As enhanced efficiency, employee productivity and the reduced burden on IT teams continue to drive adoption of Bring Your Own Device (BYOD), a recent survey of more than 500 IT decision makers, conducted by Zenprise, suggests that UK firms are leaving themselves dangerously exposed to security risks, as only a handful of organisations are implementing formal policies that govern the use of personal devices in the workplace.
The security implications of enabling access to corporate networks and resources from personal devices are significant, and without careful management, could lead to the malicious or accidental leakage of sensitive corporate data. Despite these risks, 39% of respondents stated employees are permitted to use devices for both personal and corporate use, while only 8% have a formal BYOD policy in place.
Even when BYOD policies are in place, businesses are not always convinced these procedures offer adequate protection against breaches, with only 31% of respondents with a policy stating they had no concerns about security. Of everyone surveyed, only 7% said their company was able to lock down app usage, while just 5% have the means to track devices by GPS. These results point to a worrying level of complacency among organisations with regards to secure enterprise mobile device management.
Matt Peachey, VP and GM, EMEA at Zenprise has made the following comments:
“The fact that enterprises are rushing to implement BYOD initiatives is no surprise, thanks to the convenience and ever-growing popularity of mobile devices. However, the security risks posed by this new level of mobility are clearly being overlooked by businesses, and with data breach incidents continuing to rise, it is an issue which simply cannot be ignored.
“With so much to gain from effective BYOD initiatives – which, when done right, can deliver many measurable business benefits as well as supporting growth and innovation – organisations cannot afford to cuts any corners when it comes to security. Comprehensive security processes should be absolutely top-of-the-agenda for any firm looking to enable BYOD, and businesses would be wise to take a holistic approach which focuses on securing data and applications in use, as well as on the mobile devices connecting to the network. With the best available tools in place, incidents such as the loss of an executive’s tablet can be easily mitigated by instantly wiping it clean, reducing the headache for IT and preventing the potential fall-out from a breach of corporate data.

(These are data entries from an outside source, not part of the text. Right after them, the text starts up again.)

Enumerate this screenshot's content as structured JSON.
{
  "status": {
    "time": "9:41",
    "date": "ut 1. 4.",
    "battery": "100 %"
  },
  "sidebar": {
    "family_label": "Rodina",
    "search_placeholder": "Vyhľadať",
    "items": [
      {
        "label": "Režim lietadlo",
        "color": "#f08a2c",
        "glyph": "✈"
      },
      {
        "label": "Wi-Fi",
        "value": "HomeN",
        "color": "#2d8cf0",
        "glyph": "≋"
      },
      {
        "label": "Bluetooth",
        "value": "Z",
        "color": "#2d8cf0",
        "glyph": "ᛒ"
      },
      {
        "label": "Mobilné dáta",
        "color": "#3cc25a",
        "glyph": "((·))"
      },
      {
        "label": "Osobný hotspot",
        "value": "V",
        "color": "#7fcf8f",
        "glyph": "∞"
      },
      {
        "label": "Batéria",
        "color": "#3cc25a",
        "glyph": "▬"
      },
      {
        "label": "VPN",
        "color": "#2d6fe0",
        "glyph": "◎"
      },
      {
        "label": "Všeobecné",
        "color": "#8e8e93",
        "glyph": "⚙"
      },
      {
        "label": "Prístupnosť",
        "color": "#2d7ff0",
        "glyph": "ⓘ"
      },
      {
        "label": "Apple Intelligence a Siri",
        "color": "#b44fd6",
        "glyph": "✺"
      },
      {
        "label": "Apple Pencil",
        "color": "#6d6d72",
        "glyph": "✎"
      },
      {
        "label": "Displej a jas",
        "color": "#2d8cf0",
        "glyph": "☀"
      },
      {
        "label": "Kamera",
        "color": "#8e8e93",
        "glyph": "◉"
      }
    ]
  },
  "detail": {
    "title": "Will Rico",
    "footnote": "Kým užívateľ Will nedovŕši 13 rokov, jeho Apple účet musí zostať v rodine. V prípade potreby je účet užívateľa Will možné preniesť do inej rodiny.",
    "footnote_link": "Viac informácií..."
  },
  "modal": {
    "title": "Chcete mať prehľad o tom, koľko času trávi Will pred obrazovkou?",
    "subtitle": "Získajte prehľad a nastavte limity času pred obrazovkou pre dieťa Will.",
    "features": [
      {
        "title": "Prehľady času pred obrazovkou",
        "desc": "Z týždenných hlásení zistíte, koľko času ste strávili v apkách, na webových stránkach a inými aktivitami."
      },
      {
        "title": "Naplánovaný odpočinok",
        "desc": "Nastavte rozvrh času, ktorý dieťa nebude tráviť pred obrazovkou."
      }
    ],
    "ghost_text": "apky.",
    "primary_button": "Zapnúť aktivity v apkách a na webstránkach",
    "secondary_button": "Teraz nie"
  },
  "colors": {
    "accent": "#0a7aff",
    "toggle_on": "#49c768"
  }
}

“With all this in mind, it really is vital that organisations urgently re-address the security of enterprise mobility. Indeed, with so much at stake, this must become a top priority for modern businesses as we move into 2013.”